"It should not come as a surprise to anyone if the ruling coalition collapses because of the MCC,” says political analyst Punaranjan Acharya, who adds that it is not Prime Minister’s Deuba’s intention to go against the agreement, but that of the “so-called” communist parties in Deuba’s alliance.
"The prime minister has tried to be transparent regarding the matter,” says Acharya. “The problem is with the double-dealing leaders of the coalition partners.”
Former speaker Krishna Bahadur Mahara, who resigned from his position in 2019 following allegations of rape, said last year in a statement that he had been falsely accused for opposing the MCC. His successor Agni Prasad Sapkota has also blocked the MCC Compact for discussion on the House floor.
Rastriya Janamorcha Party Chairman Chitra Bahadur KC, who is a member of Deuba’s coalition, says that the MCC will not be allowed to reach Parliament, and will not be ratified in the event it is presented before the House.
“We continue to oppose the MCC, which is not even included in the coalition’s Common Minimum Program,” says KC.
Constitutional expert Bipin Adhikari says it would be ironic if the MCC is not allowed to be presented before the people’s representatives in the House because of the political self-interest of the Speaker and other powerful political leaders.
Other analysts insist that the political process surrounding the MCC should be moved forward in a way that the project is ratified in the House without breaking the coalition and without the party whip being applied.

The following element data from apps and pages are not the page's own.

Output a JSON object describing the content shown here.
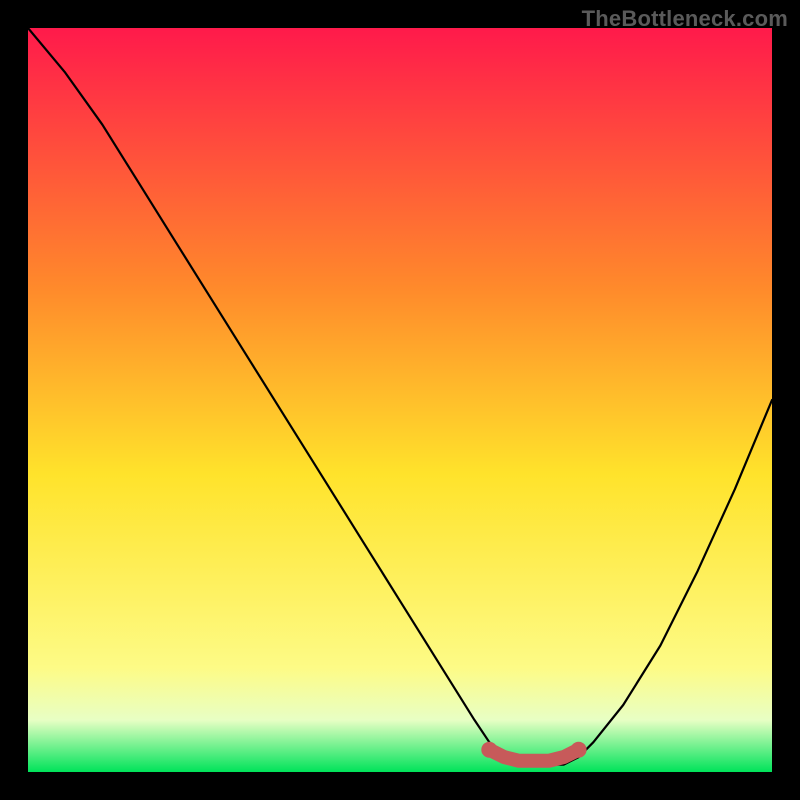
{
  "watermark": "TheBottleneck.com",
  "colors": {
    "bg": "#000000",
    "grad_top": "#ff1a4b",
    "grad_mid1": "#ff8a2b",
    "grad_mid2": "#ffe32b",
    "grad_low": "#fdfb86",
    "grad_pale": "#e8ffc4",
    "grad_green": "#00e35a",
    "curve": "#000000",
    "markers": "#c75a5a",
    "watermark": "#5a5a5a"
  },
  "chart_data": {
    "type": "line",
    "title": "",
    "xlabel": "",
    "ylabel": "",
    "xlim": [
      0,
      100
    ],
    "ylim": [
      0,
      100
    ],
    "series": [
      {
        "name": "bottleneck-curve",
        "x": [
          0,
          5,
          10,
          15,
          20,
          25,
          30,
          35,
          40,
          45,
          50,
          55,
          60,
          62,
          64,
          66,
          68,
          70,
          72,
          74,
          76,
          80,
          85,
          90,
          95,
          100
        ],
        "y": [
          100,
          94,
          87,
          79,
          71,
          63,
          55,
          47,
          39,
          31,
          23,
          15,
          7,
          4,
          2,
          1,
          1,
          1,
          1,
          2,
          4,
          9,
          17,
          27,
          38,
          50
        ]
      }
    ],
    "markers": {
      "name": "optimal-range",
      "x": [
        62,
        64,
        66,
        68,
        70,
        72,
        74
      ],
      "y": [
        3.0,
        2.0,
        1.5,
        1.5,
        1.5,
        2.0,
        3.0
      ]
    },
    "gradient_stops": [
      {
        "offset": 0.0,
        "label": "top"
      },
      {
        "offset": 0.35,
        "label": "orange"
      },
      {
        "offset": 0.6,
        "label": "yellow"
      },
      {
        "offset": 0.86,
        "label": "pale"
      },
      {
        "offset": 0.93,
        "label": "lightgreen"
      },
      {
        "offset": 1.0,
        "label": "green"
      }
    ]
  }
}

Read also: Putting the MCC in context, Jeevan R Sharma and David Seddon